WHAT THE TASK ASKS
Each record below must come back exactly as written; its pictures must not.
<<<<
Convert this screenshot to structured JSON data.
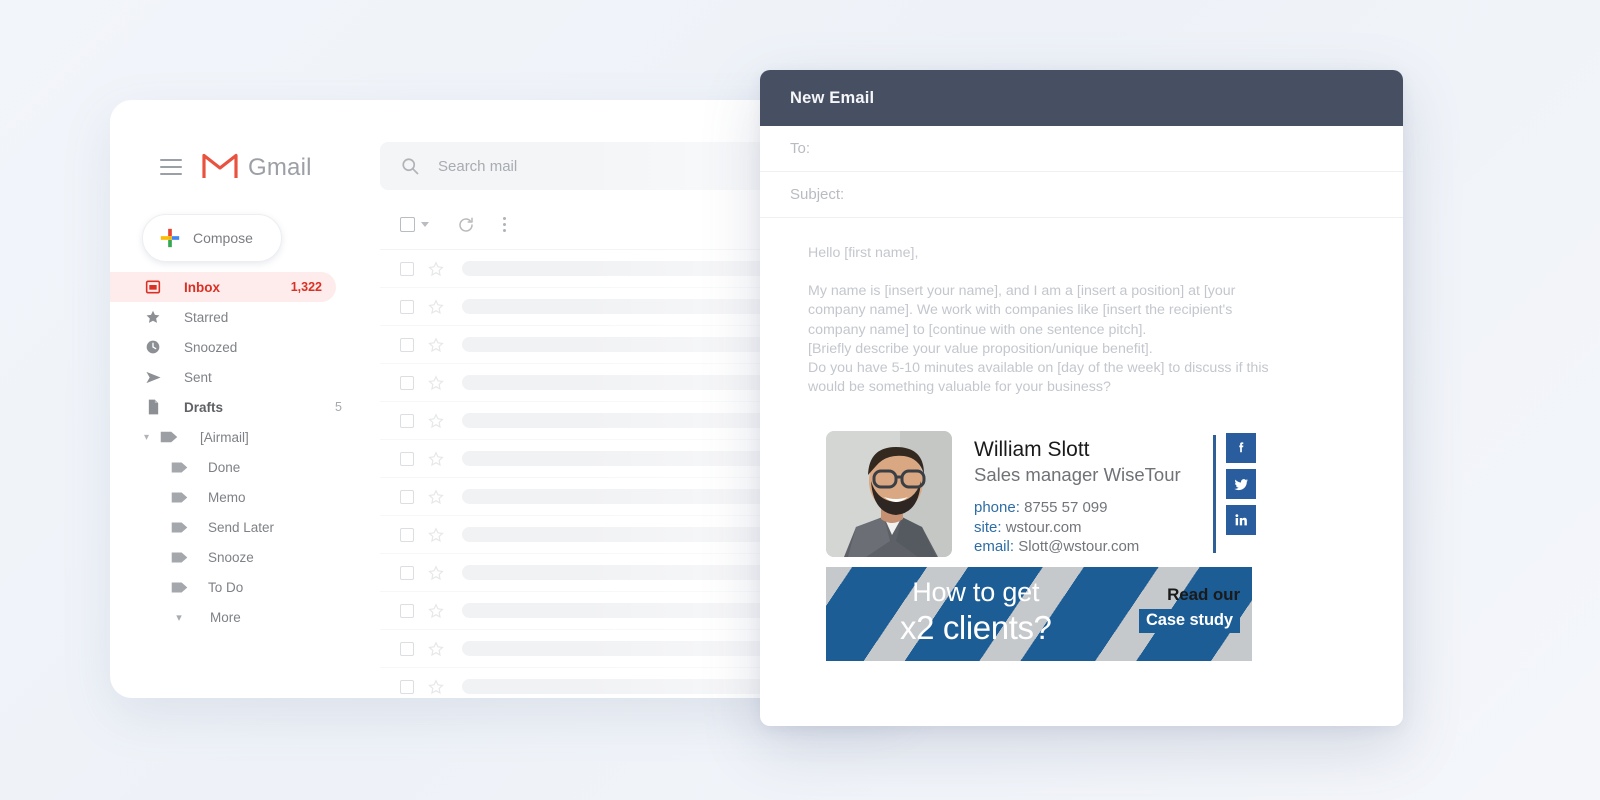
{
  "app": {
    "background_color": "#f1f4f9",
    "brand": "Gmail"
  },
  "gmail": {
    "wordmark": "Gmail",
    "search": {
      "placeholder": "Search mail",
      "value": "",
      "icon": "search-icon"
    },
    "menu_icon": "hamburger-icon",
    "compose": {
      "label": "Compose",
      "icon": "plus-icon"
    },
    "nav_items": [
      {
        "label": "Inbox",
        "count": "1,322",
        "icon": "inbox-icon",
        "active": true,
        "accent": "#d93025"
      },
      {
        "label": "Starred",
        "count": "",
        "icon": "star-icon",
        "active": false
      },
      {
        "label": "Snoozed",
        "count": "",
        "icon": "clock-icon",
        "active": false
      },
      {
        "label": "Sent",
        "count": "",
        "icon": "send-icon",
        "active": false
      },
      {
        "label": "Drafts",
        "count": "5",
        "icon": "draft-icon",
        "active": false
      },
      {
        "label": "[Airmail]",
        "count": "",
        "icon": "label-icon",
        "active": false,
        "expanded": true
      },
      {
        "label": "Done",
        "count": "",
        "icon": "label-icon",
        "sub": true
      },
      {
        "label": "Memo",
        "count": "",
        "icon": "label-icon",
        "sub": true
      },
      {
        "label": "Send Later",
        "count": "",
        "icon": "label-icon",
        "sub": true
      },
      {
        "label": "Snooze",
        "count": "",
        "icon": "label-icon",
        "sub": true
      },
      {
        "label": "To Do",
        "count": "",
        "icon": "label-icon",
        "sub": true
      },
      {
        "label": "More",
        "count": "",
        "icon": "chevron-down-icon",
        "sub": true
      }
    ],
    "toolbar": {
      "select_all_icon": "checkbox-icon",
      "select_all_caret_icon": "chevron-down-icon",
      "refresh_icon": "refresh-icon",
      "more_icon": "more-vertical-icon"
    },
    "mail_rows_count": 12
  },
  "compose": {
    "title": "New Email",
    "header_color": "#474f63",
    "fields": {
      "to_label": "To:",
      "to_value": "",
      "subject_label": "Subject:",
      "subject_value": ""
    },
    "body": {
      "greeting": "Hello [first name],",
      "paragraph": "My name is [insert your name], and I am a [insert a position] at [your\ncompany name]. We work with companies like [insert the recipient's\ncompany name] to [continue with one sentence pitch].\n[Briefly describe your value proposition/unique benefit].\nDo you have 5-10 minutes available on [day of the week] to discuss if this\nwould be something valuable for your business?"
    },
    "signature": {
      "photo_alt": "portrait-photo",
      "name": "William Slott",
      "role": "Sales manager WiseTour",
      "contacts": [
        {
          "key": "phone:",
          "value": "8755 57 099"
        },
        {
          "key": "site:",
          "value": "wstour.com"
        },
        {
          "key": "email:",
          "value": "Slott@wstour.com"
        }
      ],
      "accent_color": "#2e6da4",
      "social": [
        {
          "name": "facebook-icon",
          "glyph": "f"
        },
        {
          "name": "twitter-icon",
          "glyph": "t"
        },
        {
          "name": "linkedin-icon",
          "glyph": "in"
        }
      ],
      "banner": {
        "line1": "How to get",
        "line2": "x2 clients?",
        "read_label": "Read our",
        "cta_label": "Case study",
        "bg_color": "#1d5d96",
        "stripe_color": "#c5c9cc"
      }
    }
  }
}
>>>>
OUTPUT OF THE TASK
Convert this screenshot to structured JSON data.
{
  "app": {
    "background_color": "#f1f4f9",
    "brand": "Gmail"
  },
  "gmail": {
    "wordmark": "Gmail",
    "search": {
      "placeholder": "Search mail",
      "value": "",
      "icon": "search-icon"
    },
    "menu_icon": "hamburger-icon",
    "compose": {
      "label": "Compose",
      "icon": "plus-icon"
    },
    "nav_items": [
      {
        "label": "Inbox",
        "count": "1,322",
        "icon": "inbox-icon",
        "active": true,
        "accent": "#d93025"
      },
      {
        "label": "Starred",
        "count": "",
        "icon": "star-icon",
        "active": false
      },
      {
        "label": "Snoozed",
        "count": "",
        "icon": "clock-icon",
        "active": false
      },
      {
        "label": "Sent",
        "count": "",
        "icon": "send-icon",
        "active": false
      },
      {
        "label": "Drafts",
        "count": "5",
        "icon": "draft-icon",
        "active": false
      },
      {
        "label": "[Airmail]",
        "count": "",
        "icon": "label-icon",
        "active": false,
        "expanded": true
      },
      {
        "label": "Done",
        "count": "",
        "icon": "label-icon",
        "sub": true
      },
      {
        "label": "Memo",
        "count": "",
        "icon": "label-icon",
        "sub": true
      },
      {
        "label": "Send Later",
        "count": "",
        "icon": "label-icon",
        "sub": true
      },
      {
        "label": "Snooze",
        "count": "",
        "icon": "label-icon",
        "sub": true
      },
      {
        "label": "To Do",
        "count": "",
        "icon": "label-icon",
        "sub": true
      },
      {
        "label": "More",
        "count": "",
        "icon": "chevron-down-icon",
        "sub": true
      }
    ],
    "toolbar": {
      "select_all_icon": "checkbox-icon",
      "select_all_caret_icon": "chevron-down-icon",
      "refresh_icon": "refresh-icon",
      "more_icon": "more-vertical-icon"
    },
    "mail_rows_count": 12
  },
  "compose": {
    "title": "New Email",
    "header_color": "#474f63",
    "fields": {
      "to_label": "To:",
      "to_value": "",
      "subject_label": "Subject:",
      "subject_value": ""
    },
    "body": {
      "greeting": "Hello [first name],",
      "paragraph": "My name is [insert your name], and I am a [insert a position] at [your\ncompany name]. We work with companies like [insert the recipient's\ncompany name] to [continue with one sentence pitch].\n[Briefly describe your value proposition/unique benefit].\nDo you have 5-10 minutes available on [day of the week] to discuss if this\nwould be something valuable for your business?"
    },
    "signature": {
      "photo_alt": "portrait-photo",
      "name": "William Slott",
      "role": "Sales manager WiseTour",
      "contacts": [
        {
          "key": "phone:",
          "value": "8755 57 099"
        },
        {
          "key": "site:",
          "value": "wstour.com"
        },
        {
          "key": "email:",
          "value": "Slott@wstour.com"
        }
      ],
      "accent_color": "#2e6da4",
      "social": [
        {
          "name": "facebook-icon",
          "glyph": "f"
        },
        {
          "name": "twitter-icon",
          "glyph": "t"
        },
        {
          "name": "linkedin-icon",
          "glyph": "in"
        }
      ],
      "banner": {
        "line1": "How to get",
        "line2": "x2 clients?",
        "read_label": "Read our",
        "cta_label": "Case study",
        "bg_color": "#1d5d96",
        "stripe_color": "#c5c9cc"
      }
    }
  }
}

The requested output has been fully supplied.